Follow those five tips and you’ll be well on your way to becoming a destination stop for the WordPress train. Do you have any tips or suggestions that you could lend?
By Jeffro on August 17, 2010
It’s time I get a few things off my chest when it comes to browsing the web. I love browsing through my feed reader to get a grasp on the various news stories surrounding WordPress and my favorite subjects and in the course of a few months, I’ve developed just a few pet peeves that really urk me. In no particular order, here they are and if you can help it, please avoid them!
Permalinks – I can’t tell you how many times I’ve come across a great article only to discover that finding a simple URL to the post was a pain in the rear. When browsing posts in my feed reader, I typically see URLs filled with FeedBurners junk attached to them.

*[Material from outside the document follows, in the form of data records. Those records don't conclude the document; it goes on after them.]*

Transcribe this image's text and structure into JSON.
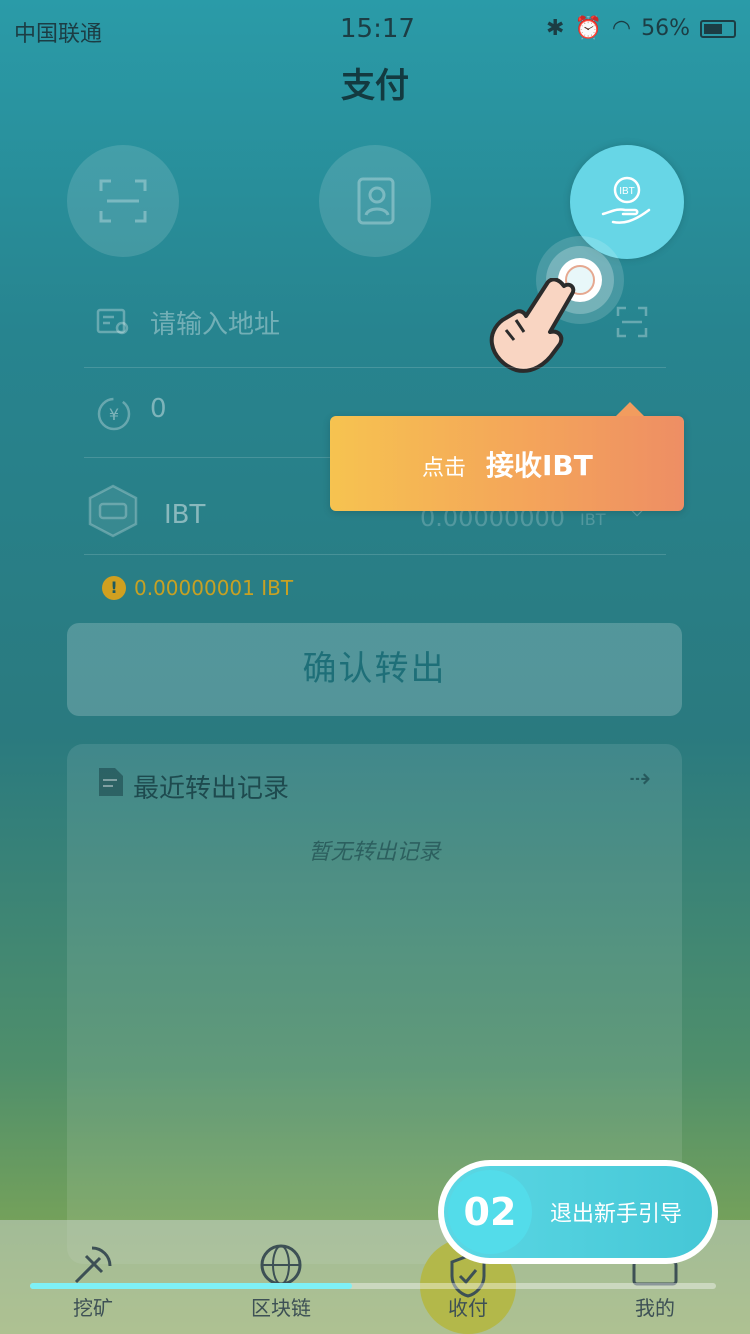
{
  "status": {
    "carrier": "中国联通",
    "time": "15:17",
    "battery": "56%"
  },
  "header": {
    "title": "支付"
  },
  "form": {
    "address_placeholder": "请输入地址",
    "amount_value": "0",
    "token_name": "IBT",
    "token_balance": "0.00000000",
    "token_unit": "IBT",
    "fee_text": "0.00000001 IBT"
  },
  "confirm_label": "确认转出",
  "records": {
    "title": "最近转出记录",
    "empty": "暂无转出记录"
  },
  "tooltip": {
    "prefix": "点击",
    "action": "接收IBT"
  },
  "tabs": [
    {
      "label": "挖矿"
    },
    {
      "label": "区块链"
    },
    {
      "label": "收付"
    },
    {
      "label": "我的"
    }
  ],
  "guide": {
    "step": "02",
    "exit_label": "退出新手引导",
    "progress": 0.47
  },
  "colors": {
    "accent": "#67d6e6",
    "tooltip_start": "#f6c350",
    "tooltip_end": "#ee8e64"
  }
}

Instead, I enjoy websites where the post title within the post acts as a permalink which is nice and clean for easy sharing.
Social Junk – Maybe I don’t get it, but I hate websites that have turned their comment section into a place to monitor social interaction. Instead of comments, I now see tweets, retweets, likes, etc. Everything is mixed together and it’s one big mess. Whatever happened to the days of seeing a great conversation take place within the comments section of a site and being able to easily participate in it? I salute those who have resisted the temptation to put that garbage within your comments section. However, I have no qualms of a smart comment form where reactions from specific services are tabbed based. For example, Comments Tab, Facebook Tab, Twitter Tab, etc. Having everything show up in the comment form is just a poor way to go about it.

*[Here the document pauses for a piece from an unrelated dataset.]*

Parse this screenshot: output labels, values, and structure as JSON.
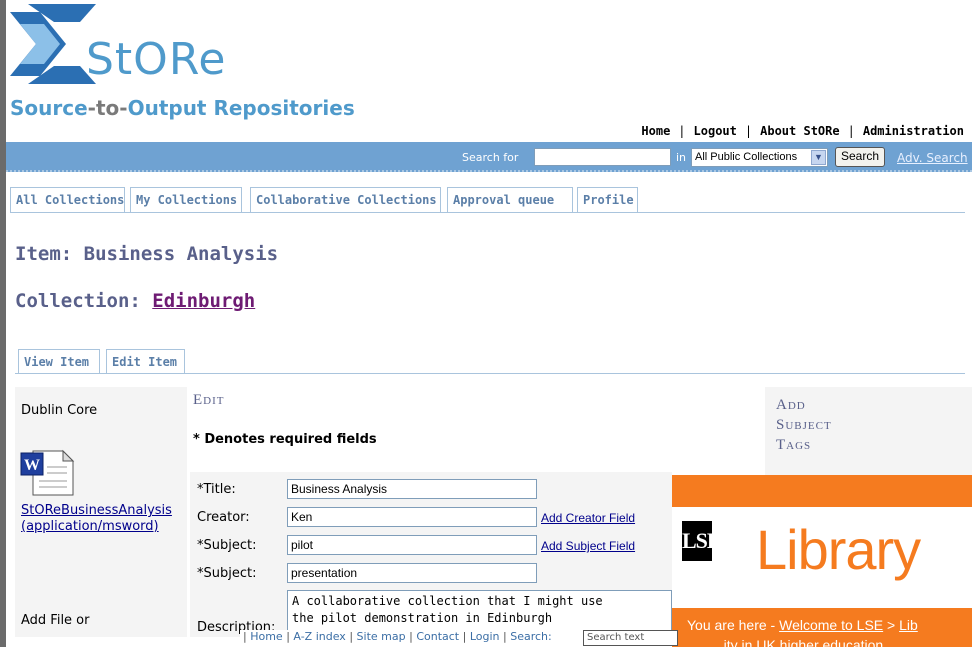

I’ll Share It My Way – Of all the ways to share content, I’ve typically only used one method presented on a website and that was the old-fashioned, Email Story method. A long time ago, I used to hit the Digg button if it was displayed on the article I was reading but I haven’t had anything to do with Digg for a long time. Also, I’ve yet to read any articles of major websites providing an analysis of just how much their sharing buttons are used. Typically when I’m browsing through my feed reader, I have my preferred Twitter client opened so that if I find something interesting, I shorten the clean permalink and Tweet it, no buttons necessary. I’ll also send an email manually when I have Thunderbird open but I’ll look to see if the Email link is present within the article before I do that. If sharing buttons work for you to get more traffic, good on you but I tend to think that not many people use them.
WordPress.com Pop Up Links – While I don’t come across them all the time, those pop-ups that occur on various WordPress.com hosted sites are incredibly annoying. Not only that, but when you try to copy the URL, it adds that pop-ups URL stuff into it and in order to get the correct URL, you have to visit the linked site and grab it from there.
As for WPTavern.com, I’m sure some of you have the pet peeve that I don’t have any way to access the various categories that are written about on the site. It’s been like that for a while and I assure you, I’m looking into it. From playing around with the WordPress menu system, it doesn’t have an easy way to add a category drop down menu item to an existing menu. It’s either some categories, all categories, or nothing.
These are just a few of the pet peeves I have that get me all the time. Everyone has web site pet peeves so tell me, what’s yours?